───── Input material ─────

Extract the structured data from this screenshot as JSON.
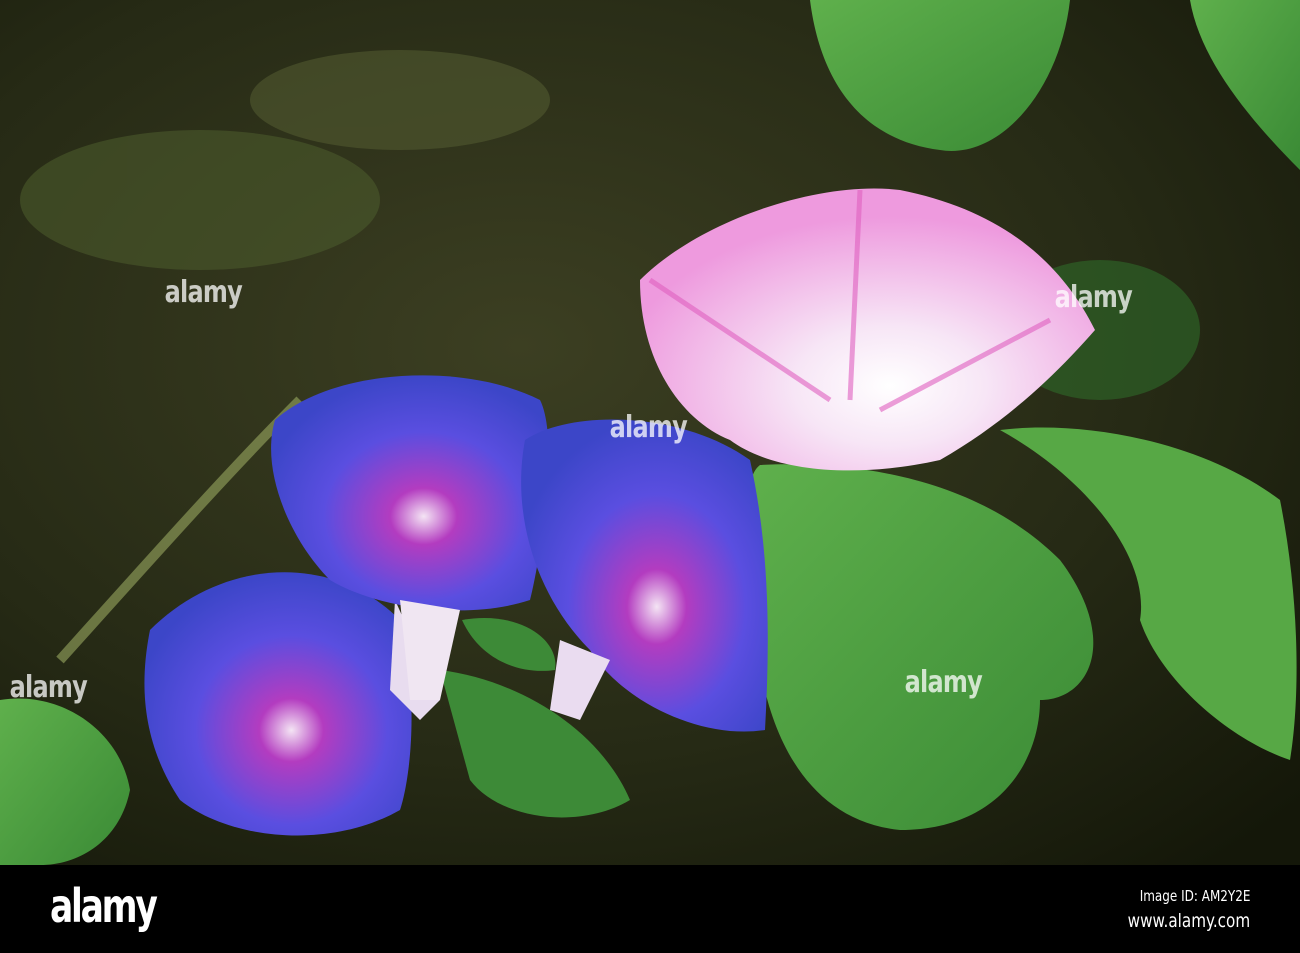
{
  "photo": {
    "subject": "morning glory flowers",
    "colors": {
      "background": "#2b3019",
      "leaf": "#4a9a3c",
      "blue_flower": "#4a4fd8",
      "pink_flower": "#f2b8e8"
    }
  },
  "watermark": {
    "text": "alamy"
  },
  "footer": {
    "logo": "alamy",
    "image_id": "Image ID: AM2Y2E",
    "website": "www.alamy.com"
  }
}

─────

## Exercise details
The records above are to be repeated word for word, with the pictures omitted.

## Answer to this problem
Extract the structured data from this screenshot as JSON.
{
  "photo": {
    "subject": "morning glory flowers",
    "colors": {
      "background": "#2b3019",
      "leaf": "#4a9a3c",
      "blue_flower": "#4a4fd8",
      "pink_flower": "#f2b8e8"
    }
  },
  "watermark": {
    "text": "alamy"
  },
  "footer": {
    "logo": "alamy",
    "image_id": "Image ID: AM2Y2E",
    "website": "www.alamy.com"
  }
}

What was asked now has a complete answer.